In the design process of energy harvesting systems based on piezoelectric elements, achievable energy output is the most interesting factor. To estimate this amount a priori manufacturing of prototypes a mathematical model is very helpful. Within this contribution we will introduce a model based on electro-mechanical circuit theory. Its parameters are identified by measurements and the model is validated by comparison to experimental results.
The model is designed to support the development-engineer in the dimensioning of energy harvesting units to specific application demands. Two main challenges in device design are investigated with the mathematical
model: influence of the ambient excitation frequency, and influence of the load impedance.
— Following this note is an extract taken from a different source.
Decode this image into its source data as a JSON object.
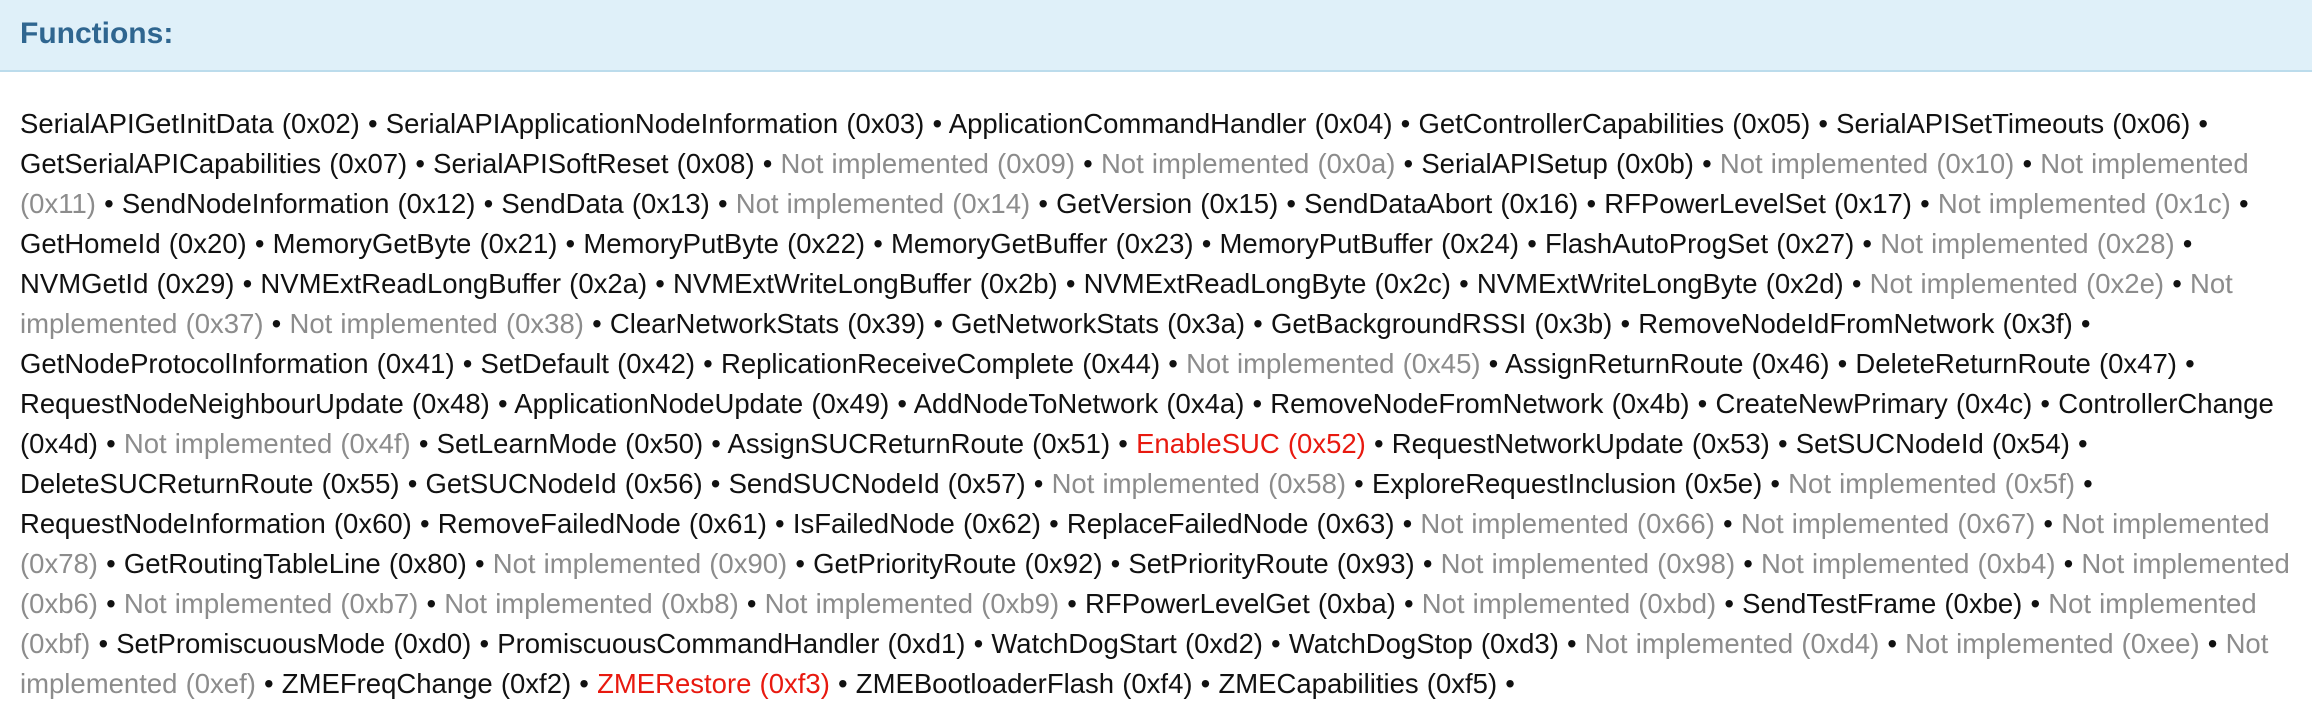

Typically, the equivalent model approach delivers models for piezoelectric elements that are driven in resonance by electrical excitation. In the case of energy harvesting the piezoelectric elements are excited mechanically and most often non-resonant. Thus, we first set up a mechanical equivalent model for base excited systems. In first approximation it represents an energy harvesting unit around one resonance frequency. The model is expandable for a wider frequency range using the superpositioning of multiple circuits.
From the viewpoint of optimum energy transformation between mechanical and electrical energy it is favorable to drive piezoelectric elements at resonance or anti-resonance. Thus, an energy harvesting system should be tuned to the excitation frequency.